### PROBLEM TO WORK ON
Exclude the pictures, then restate every entry below exactly.

::::::::::

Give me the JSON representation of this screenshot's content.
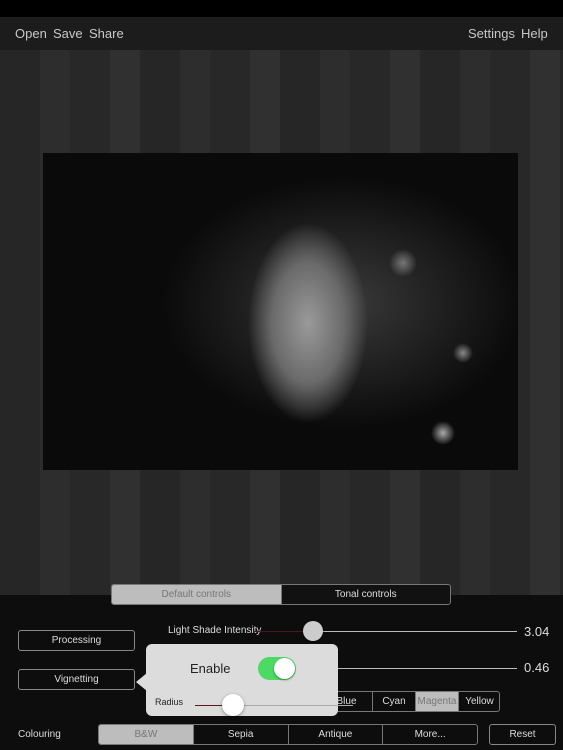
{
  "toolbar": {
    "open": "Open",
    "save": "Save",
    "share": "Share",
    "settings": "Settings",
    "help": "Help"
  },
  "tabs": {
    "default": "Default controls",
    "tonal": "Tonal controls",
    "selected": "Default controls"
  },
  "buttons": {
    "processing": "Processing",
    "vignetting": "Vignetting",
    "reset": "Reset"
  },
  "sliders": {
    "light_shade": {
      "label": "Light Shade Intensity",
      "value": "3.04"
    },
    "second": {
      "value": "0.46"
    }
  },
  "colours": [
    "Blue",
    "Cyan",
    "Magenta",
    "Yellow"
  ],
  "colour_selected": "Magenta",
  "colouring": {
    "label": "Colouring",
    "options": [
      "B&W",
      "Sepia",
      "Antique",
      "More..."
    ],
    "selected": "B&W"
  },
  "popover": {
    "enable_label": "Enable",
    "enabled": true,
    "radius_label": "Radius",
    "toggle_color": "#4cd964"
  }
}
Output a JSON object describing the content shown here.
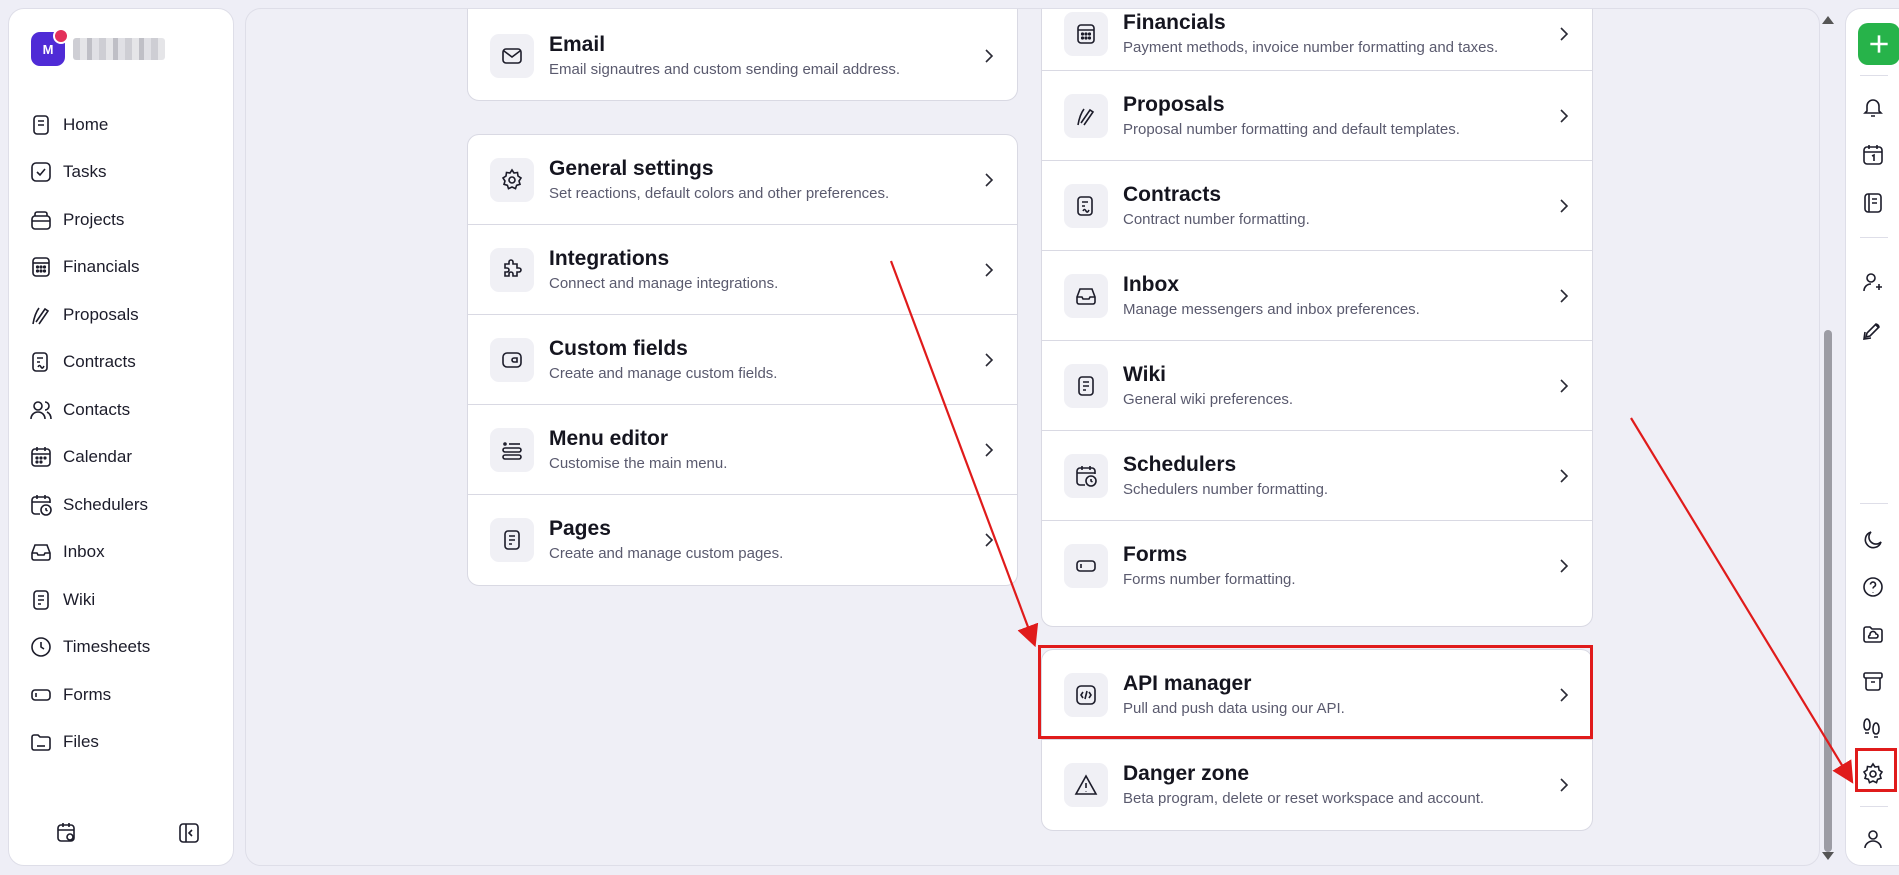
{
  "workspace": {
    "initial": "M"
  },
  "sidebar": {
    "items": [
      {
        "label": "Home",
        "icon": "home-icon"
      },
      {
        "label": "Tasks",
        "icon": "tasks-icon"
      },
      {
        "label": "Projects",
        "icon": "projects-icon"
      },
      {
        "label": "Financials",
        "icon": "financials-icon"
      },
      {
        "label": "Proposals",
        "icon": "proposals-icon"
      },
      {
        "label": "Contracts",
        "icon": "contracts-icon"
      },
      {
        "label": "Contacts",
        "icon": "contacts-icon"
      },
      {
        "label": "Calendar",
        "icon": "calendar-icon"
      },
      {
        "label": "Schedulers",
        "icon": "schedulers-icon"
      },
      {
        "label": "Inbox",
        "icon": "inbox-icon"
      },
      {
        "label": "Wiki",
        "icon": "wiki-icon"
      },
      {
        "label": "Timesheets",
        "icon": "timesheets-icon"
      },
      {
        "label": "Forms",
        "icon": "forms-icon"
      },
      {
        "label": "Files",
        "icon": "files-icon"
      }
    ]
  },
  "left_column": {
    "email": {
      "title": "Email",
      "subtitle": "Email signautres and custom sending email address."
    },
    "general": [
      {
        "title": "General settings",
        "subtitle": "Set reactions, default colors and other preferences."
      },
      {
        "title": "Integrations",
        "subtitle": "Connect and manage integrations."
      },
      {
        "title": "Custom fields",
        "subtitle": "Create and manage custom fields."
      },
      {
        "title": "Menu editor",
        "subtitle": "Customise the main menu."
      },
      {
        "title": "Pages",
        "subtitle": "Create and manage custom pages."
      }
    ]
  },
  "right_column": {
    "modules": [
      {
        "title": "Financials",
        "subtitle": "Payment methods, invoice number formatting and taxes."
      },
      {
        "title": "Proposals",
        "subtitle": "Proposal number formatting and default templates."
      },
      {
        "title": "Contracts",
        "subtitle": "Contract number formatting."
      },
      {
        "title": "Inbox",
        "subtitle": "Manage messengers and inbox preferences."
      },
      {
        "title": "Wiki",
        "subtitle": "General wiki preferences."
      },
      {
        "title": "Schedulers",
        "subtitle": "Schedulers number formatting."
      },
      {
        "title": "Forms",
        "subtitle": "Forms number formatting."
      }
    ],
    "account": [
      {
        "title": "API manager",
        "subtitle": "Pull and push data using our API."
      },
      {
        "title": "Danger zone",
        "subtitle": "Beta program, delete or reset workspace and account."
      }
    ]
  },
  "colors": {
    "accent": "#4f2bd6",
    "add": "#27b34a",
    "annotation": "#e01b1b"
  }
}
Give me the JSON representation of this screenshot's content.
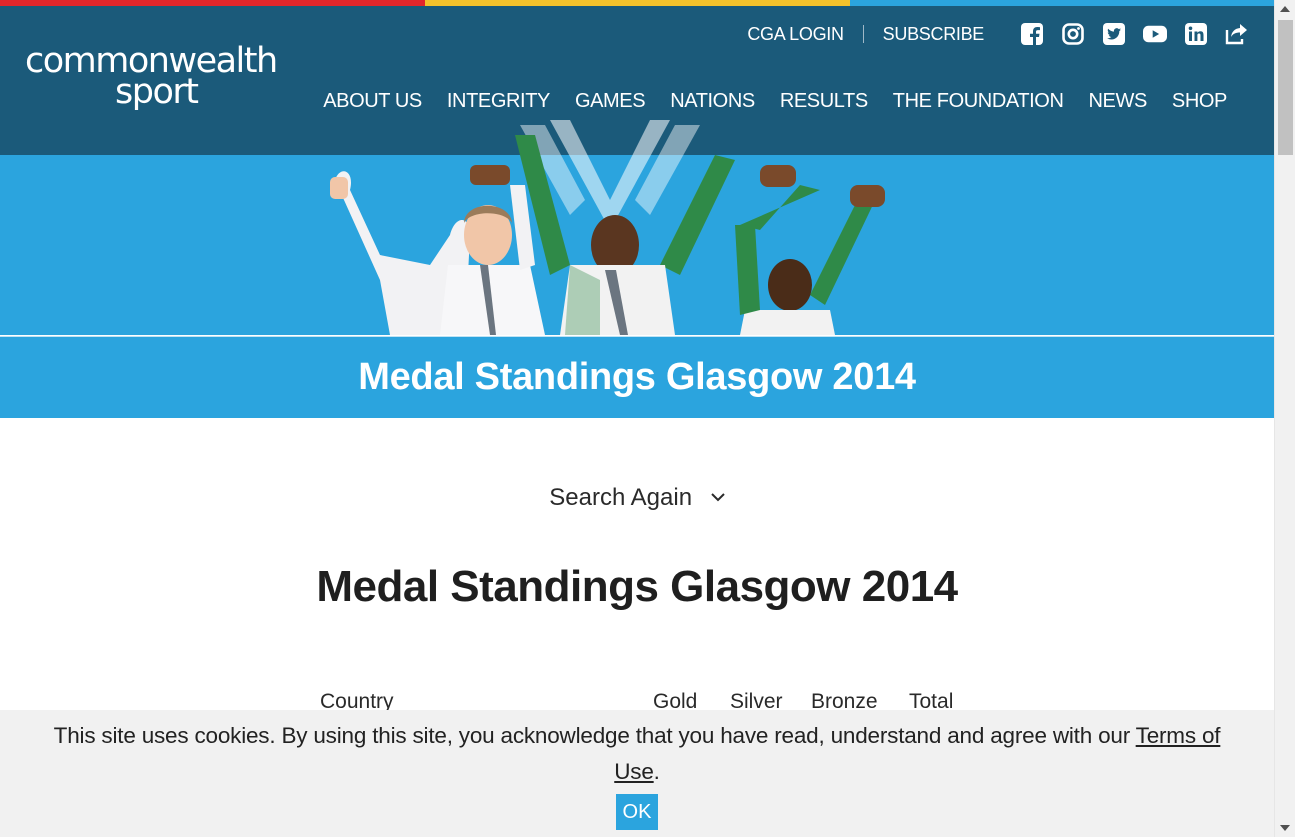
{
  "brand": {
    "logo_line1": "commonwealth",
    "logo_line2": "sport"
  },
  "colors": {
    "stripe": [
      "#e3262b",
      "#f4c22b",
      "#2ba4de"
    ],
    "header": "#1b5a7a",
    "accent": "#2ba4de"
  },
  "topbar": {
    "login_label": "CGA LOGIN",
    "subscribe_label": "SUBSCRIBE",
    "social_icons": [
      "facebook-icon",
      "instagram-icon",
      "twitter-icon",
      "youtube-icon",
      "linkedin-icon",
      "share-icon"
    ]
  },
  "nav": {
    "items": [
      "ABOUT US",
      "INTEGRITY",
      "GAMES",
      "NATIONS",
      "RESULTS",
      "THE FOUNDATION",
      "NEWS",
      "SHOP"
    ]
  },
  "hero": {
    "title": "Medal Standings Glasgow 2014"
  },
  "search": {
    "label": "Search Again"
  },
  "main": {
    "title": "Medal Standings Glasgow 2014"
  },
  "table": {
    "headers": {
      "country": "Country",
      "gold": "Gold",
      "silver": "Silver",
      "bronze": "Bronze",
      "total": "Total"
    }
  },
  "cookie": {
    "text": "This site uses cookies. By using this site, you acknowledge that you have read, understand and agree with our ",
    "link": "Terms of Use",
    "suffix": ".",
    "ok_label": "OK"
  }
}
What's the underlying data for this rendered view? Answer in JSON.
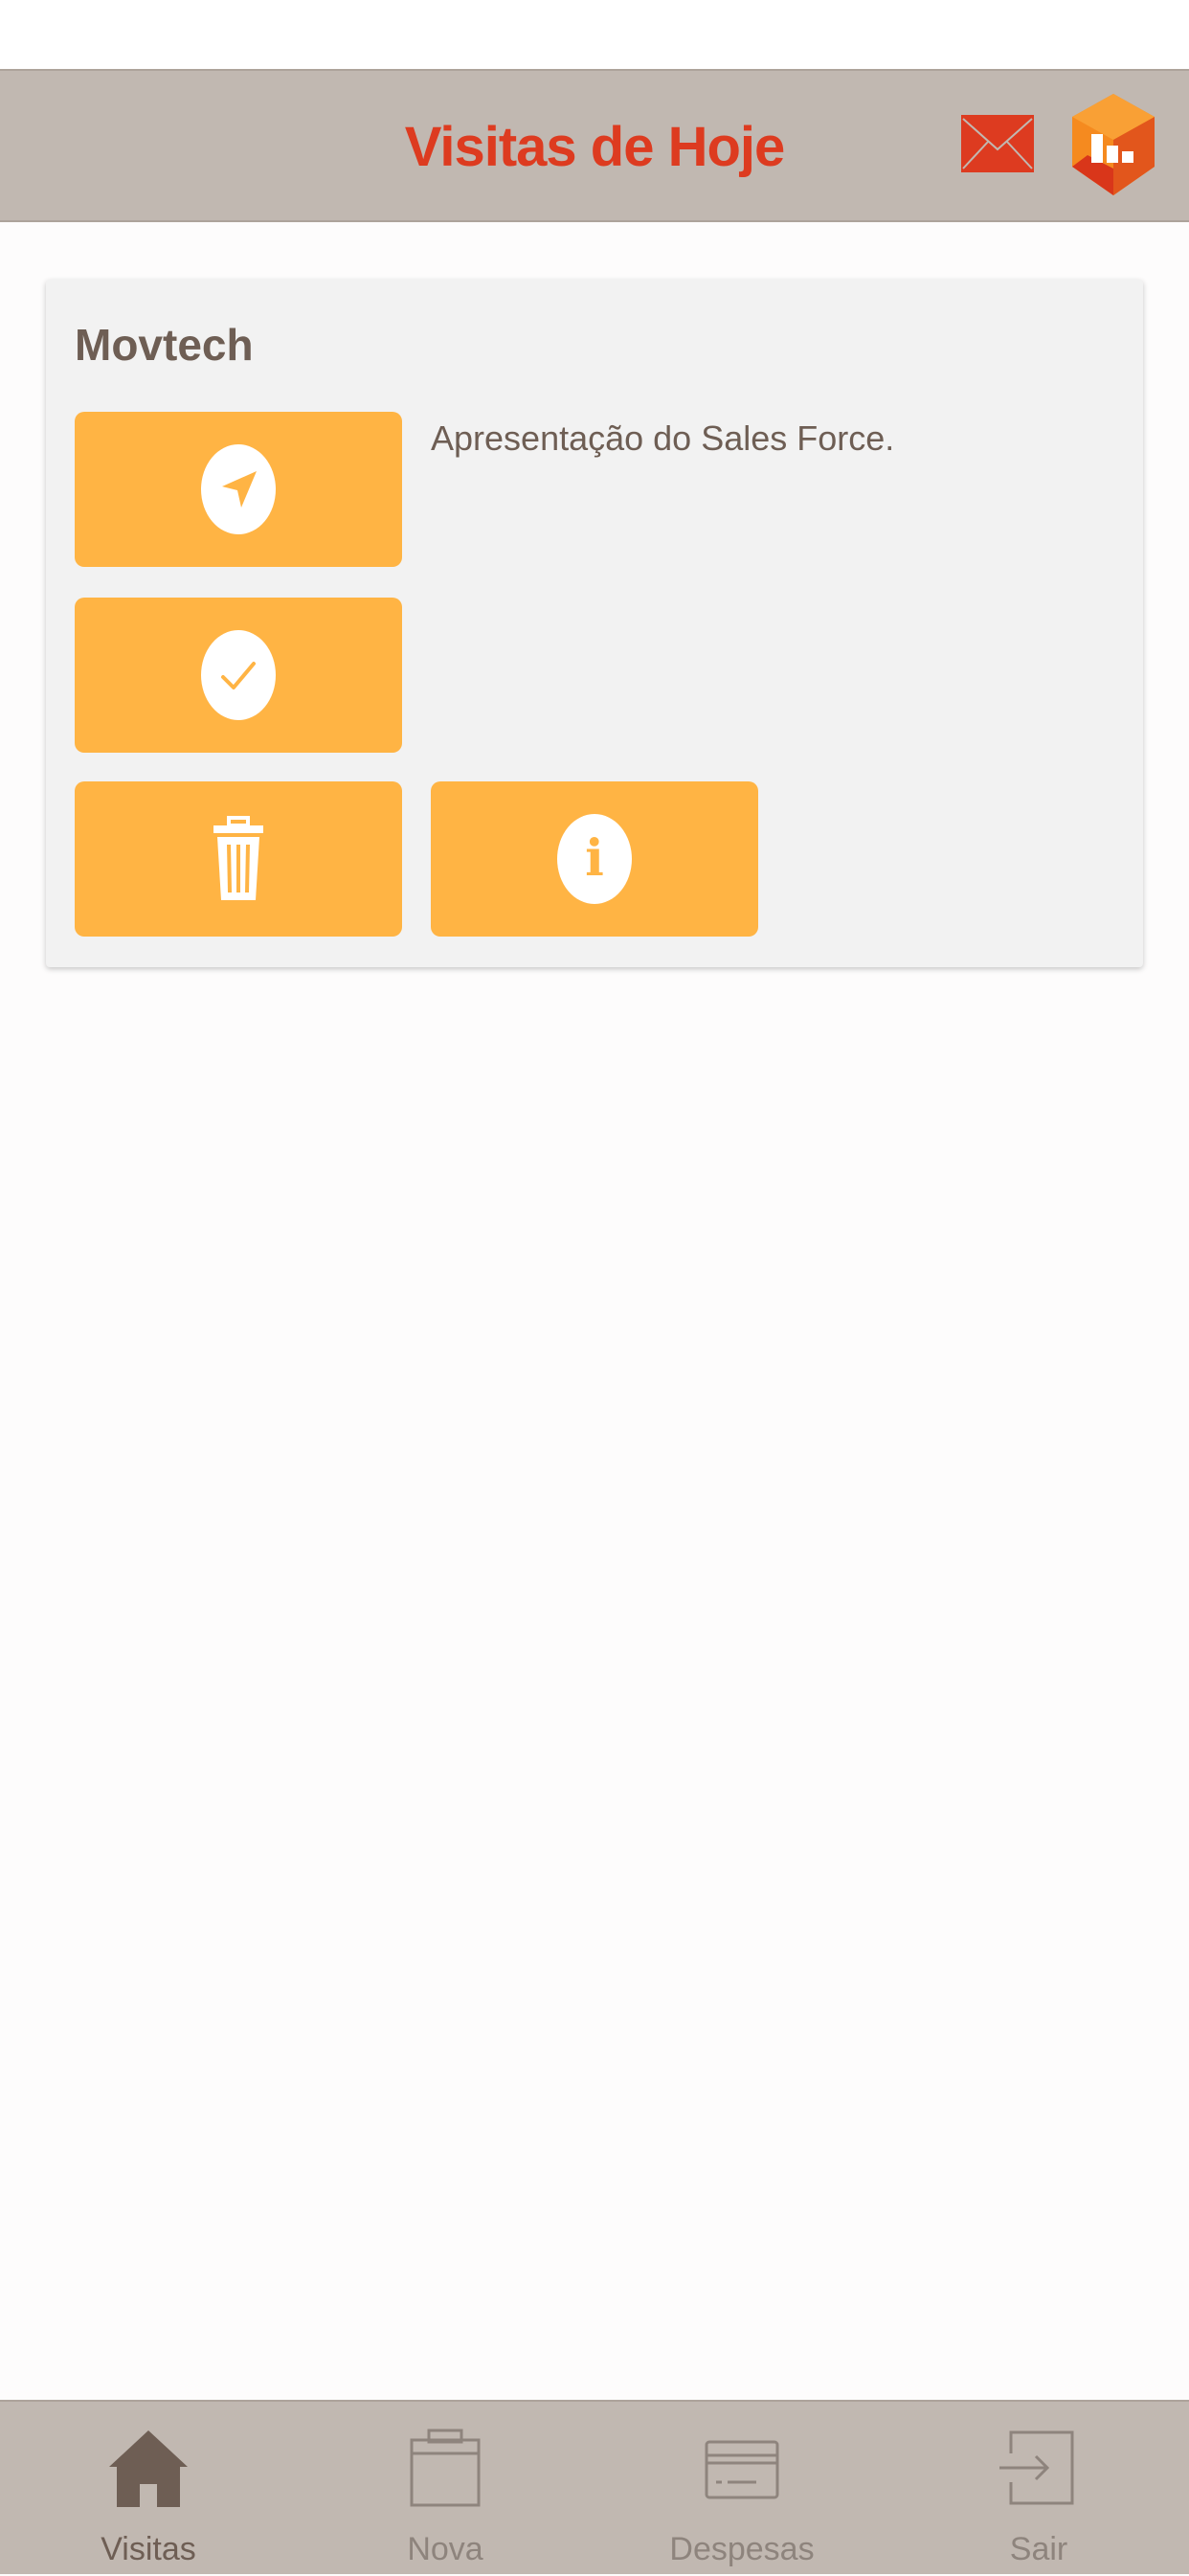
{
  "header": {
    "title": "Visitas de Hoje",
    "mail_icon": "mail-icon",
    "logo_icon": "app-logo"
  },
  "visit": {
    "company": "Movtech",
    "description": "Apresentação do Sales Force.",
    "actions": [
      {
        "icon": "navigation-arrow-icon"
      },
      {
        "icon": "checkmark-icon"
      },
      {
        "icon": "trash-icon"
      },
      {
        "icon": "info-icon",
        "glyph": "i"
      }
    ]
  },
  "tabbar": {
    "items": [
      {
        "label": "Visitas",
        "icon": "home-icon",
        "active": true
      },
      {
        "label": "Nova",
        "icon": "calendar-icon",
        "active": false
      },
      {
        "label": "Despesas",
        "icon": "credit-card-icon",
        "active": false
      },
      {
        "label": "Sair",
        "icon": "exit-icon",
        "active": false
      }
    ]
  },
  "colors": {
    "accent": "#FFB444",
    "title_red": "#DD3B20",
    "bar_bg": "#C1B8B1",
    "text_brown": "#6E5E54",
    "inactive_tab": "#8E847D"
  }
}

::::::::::

### THE COMPLETED TASK
Give me the JSON representation of this screenshot's content.
{
  "toolbar": {
    "open": "Open",
    "save": "Save",
    "share": "Share",
    "settings": "Settings",
    "help": "Help"
  },
  "tabs": {
    "default": "Default controls",
    "tonal": "Tonal controls",
    "selected": "Default controls"
  },
  "buttons": {
    "processing": "Processing",
    "vignetting": "Vignetting",
    "reset": "Reset"
  },
  "sliders": {
    "light_shade": {
      "label": "Light Shade Intensity",
      "value": "3.04"
    },
    "second": {
      "value": "0.46"
    }
  },
  "colours": [
    "Blue",
    "Cyan",
    "Magenta",
    "Yellow"
  ],
  "colour_selected": "Magenta",
  "colouring": {
    "label": "Colouring",
    "options": [
      "B&W",
      "Sepia",
      "Antique",
      "More..."
    ],
    "selected": "B&W"
  },
  "popover": {
    "enable_label": "Enable",
    "enabled": true,
    "radius_label": "Radius",
    "toggle_color": "#4cd964"
  }
}
Output a JSON object describing the content shown here.
{
  "workspace": {
    "initial": "M"
  },
  "sidebar": {
    "items": [
      {
        "label": "Home",
        "icon": "home-icon"
      },
      {
        "label": "Tasks",
        "icon": "tasks-icon"
      },
      {
        "label": "Projects",
        "icon": "projects-icon"
      },
      {
        "label": "Financials",
        "icon": "financials-icon"
      },
      {
        "label": "Proposals",
        "icon": "proposals-icon"
      },
      {
        "label": "Contracts",
        "icon": "contracts-icon"
      },
      {
        "label": "Contacts",
        "icon": "contacts-icon"
      },
      {
        "label": "Calendar",
        "icon": "calendar-icon"
      },
      {
        "label": "Schedulers",
        "icon": "schedulers-icon"
      },
      {
        "label": "Inbox",
        "icon": "inbox-icon"
      },
      {
        "label": "Wiki",
        "icon": "wiki-icon"
      },
      {
        "label": "Timesheets",
        "icon": "timesheets-icon"
      },
      {
        "label": "Forms",
        "icon": "forms-icon"
      },
      {
        "label": "Files",
        "icon": "files-icon"
      }
    ]
  },
  "left_column": {
    "email": {
      "title": "Email",
      "subtitle": "Email signautres and custom sending email address."
    },
    "general": [
      {
        "title": "General settings",
        "subtitle": "Set reactions, default colors and other preferences."
      },
      {
        "title": "Integrations",
        "subtitle": "Connect and manage integrations."
      },
      {
        "title": "Custom fields",
        "subtitle": "Create and manage custom fields."
      },
      {
        "title": "Menu editor",
        "subtitle": "Customise the main menu."
      },
      {
        "title": "Pages",
        "subtitle": "Create and manage custom pages."
      }
    ]
  },
  "right_column": {
    "modules": [
      {
        "title": "Financials",
        "subtitle": "Payment methods, invoice number formatting and taxes."
      },
      {
        "title": "Proposals",
        "subtitle": "Proposal number formatting and default templates."
      },
      {
        "title": "Contracts",
        "subtitle": "Contract number formatting."
      },
      {
        "title": "Inbox",
        "subtitle": "Manage messengers and inbox preferences."
      },
      {
        "title": "Wiki",
        "subtitle": "General wiki preferences."
      },
      {
        "title": "Schedulers",
        "subtitle": "Schedulers number formatting."
      },
      {
        "title": "Forms",
        "subtitle": "Forms number formatting."
      }
    ],
    "account": [
      {
        "title": "API manager",
        "subtitle": "Pull and push data using our API."
      },
      {
        "title": "Danger zone",
        "subtitle": "Beta program, delete or reset workspace and account."
      }
    ]
  },
  "colors": {
    "accent": "#4f2bd6",
    "add": "#27b34a",
    "annotation": "#e01b1b"
  }
}
Give me the JSON representation of this screenshot's content.
{
  "brand": {
    "logo_line1": "commonwealth",
    "logo_line2": "sport"
  },
  "colors": {
    "stripe": [
      "#e3262b",
      "#f4c22b",
      "#2ba4de"
    ],
    "header": "#1b5a7a",
    "accent": "#2ba4de"
  },
  "topbar": {
    "login_label": "CGA LOGIN",
    "subscribe_label": "SUBSCRIBE",
    "social_icons": [
      "facebook-icon",
      "instagram-icon",
      "twitter-icon",
      "youtube-icon",
      "linkedin-icon",
      "share-icon"
    ]
  },
  "nav": {
    "items": [
      "ABOUT US",
      "INTEGRITY",
      "GAMES",
      "NATIONS",
      "RESULTS",
      "THE FOUNDATION",
      "NEWS",
      "SHOP"
    ]
  },
  "hero": {
    "title": "Medal Standings Glasgow 2014"
  },
  "search": {
    "label": "Search Again"
  },
  "main": {
    "title": "Medal Standings Glasgow 2014"
  },
  "table": {
    "headers": {
      "country": "Country",
      "gold": "Gold",
      "silver": "Silver",
      "bronze": "Bronze",
      "total": "Total"
    }
  },
  "cookie": {
    "text": "This site uses cookies. By using this site, you acknowledge that you have read, understand and agree with our ",
    "link": "Terms of Use",
    "suffix": ".",
    "ok_label": "OK"
  }
}
What's the underlying data for this rendered view? Answer in JSON.
{
  "header": {
    "title": "Visitas de Hoje",
    "mail_icon": "mail-icon",
    "logo_icon": "app-logo"
  },
  "visit": {
    "company": "Movtech",
    "description": "Apresentação do Sales Force.",
    "actions": [
      {
        "icon": "navigation-arrow-icon"
      },
      {
        "icon": "checkmark-icon"
      },
      {
        "icon": "trash-icon"
      },
      {
        "icon": "info-icon",
        "glyph": "i"
      }
    ]
  },
  "tabbar": {
    "items": [
      {
        "label": "Visitas",
        "icon": "home-icon",
        "active": true
      },
      {
        "label": "Nova",
        "icon": "calendar-icon",
        "active": false
      },
      {
        "label": "Despesas",
        "icon": "credit-card-icon",
        "active": false
      },
      {
        "label": "Sair",
        "icon": "exit-icon",
        "active": false
      }
    ]
  },
  "colors": {
    "accent": "#FFB444",
    "title_red": "#DD3B20",
    "bar_bg": "#C1B8B1",
    "text_brown": "#6E5E54",
    "inactive_tab": "#8E847D"
  }
}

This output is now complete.